The federally mandated “numeric nutrient criteria,” a set of standards to govern water pollution in the state of Florida, have been harshly criticized by industry, agriculture and even lawmakers — who argue the criteria are too stringent and would result in job losses and stymie business growth. But now a new set of critics have emerged: environmentalists, who feel the criteria aren’t quite stringent enough to make any real impact.
The proposed rules, which have been hotly contested for over a year, were recently updated by the state Department of Environmental Protection, and conservationists say the changes were for the worse. In an interview with the News Service of Florida, the Clean Water Network’s Linda Young criticized the state government for siding with polluters over its own citizens.

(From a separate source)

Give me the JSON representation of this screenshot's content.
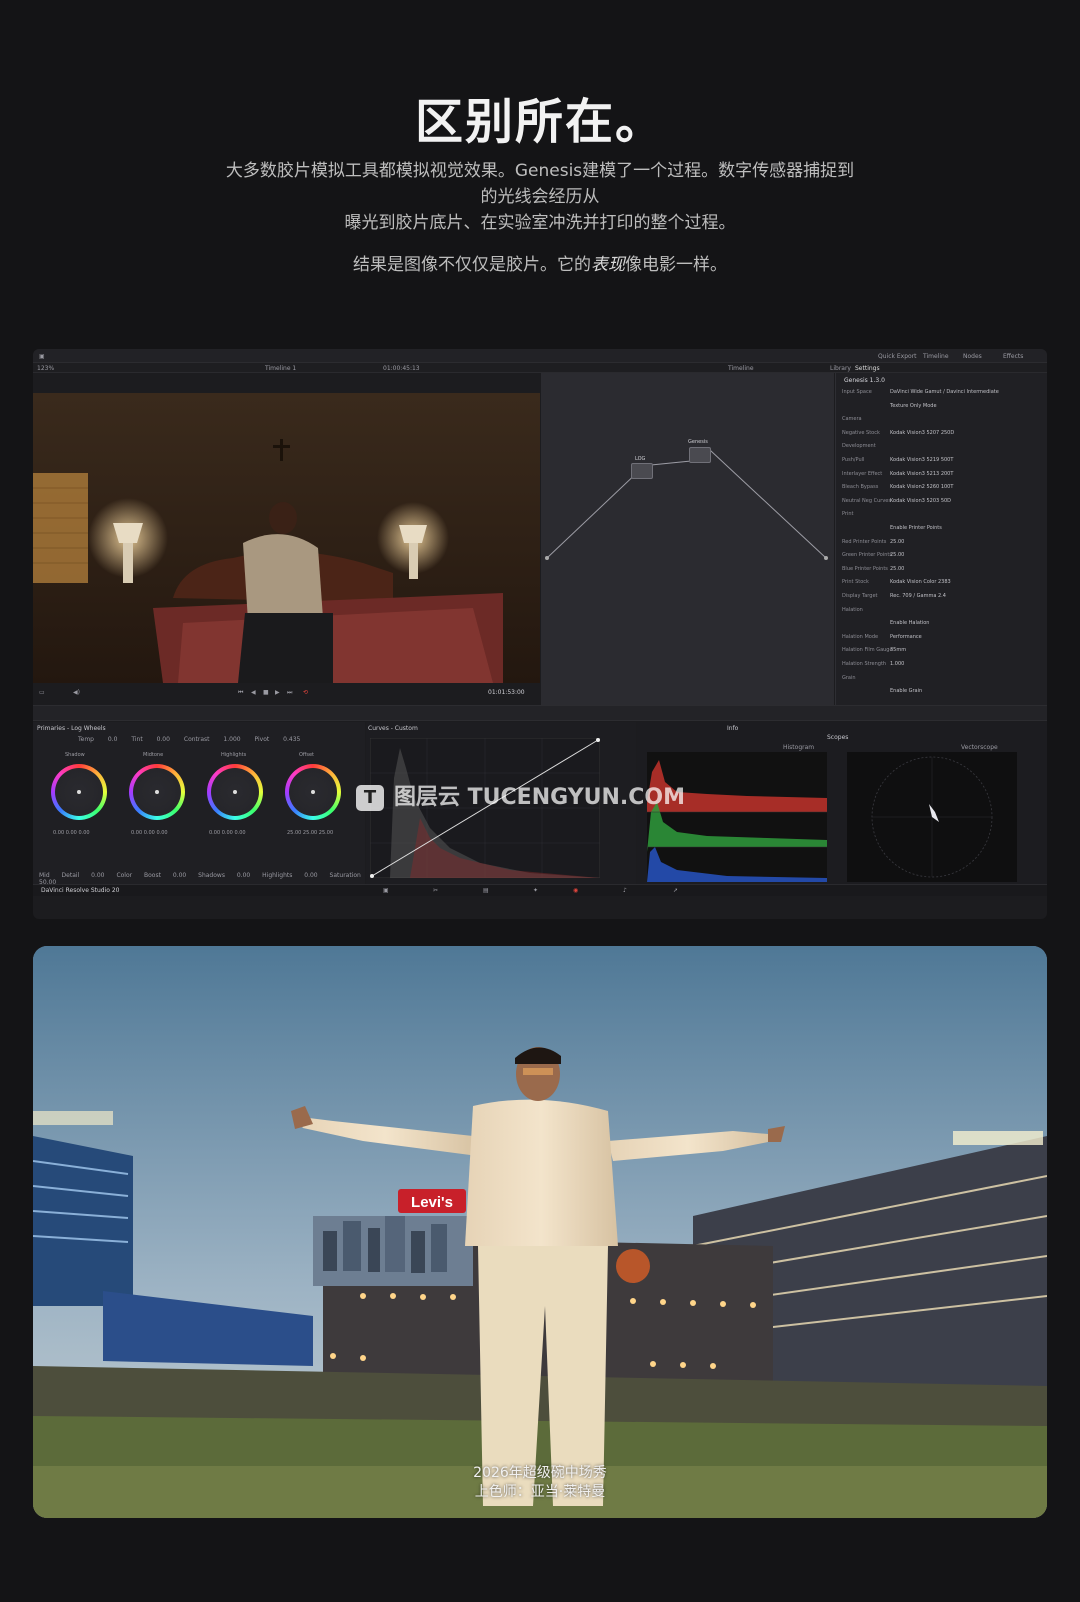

“The state government’s single-minded focus in protecting the economic and political goals of the regulated interests in Florida is short-sighted and undemocratic,” said Young. “The citizens and taxpayers of Florida understand the importance of clean water to our health, economy and quality of life.”
An attorney for environmental law firm Earthjustice (which filed the lawsuit in 2008 that led to the mandate of the criteria) told the News Service that the criteria contain several loopholes that would allow for the state to maintain more flexible standards that those that are federally mandated.
Meanwhile, the criteria’s critics are still waging a fierce battle against them. The Fertilizer Institute (a group that would likely face fines once the criteria are implemented) recently lauded a petition urging President Obama to halt the EPA’s efforts to implement the rules in Florida. With more than 5,000 signatures, the petition has met the threshold to receive a formal White House response.
“This rule has an enormous cost and little benefit and we are urging EPA to reconsider this action,” said Fertilizer Institute President Ford West in a statement. “We advocate smart and targeted policies that address water quality without placing an undue economic burden on farmers and the industries that support them. Such policies can achieve both environmental and food security goals.”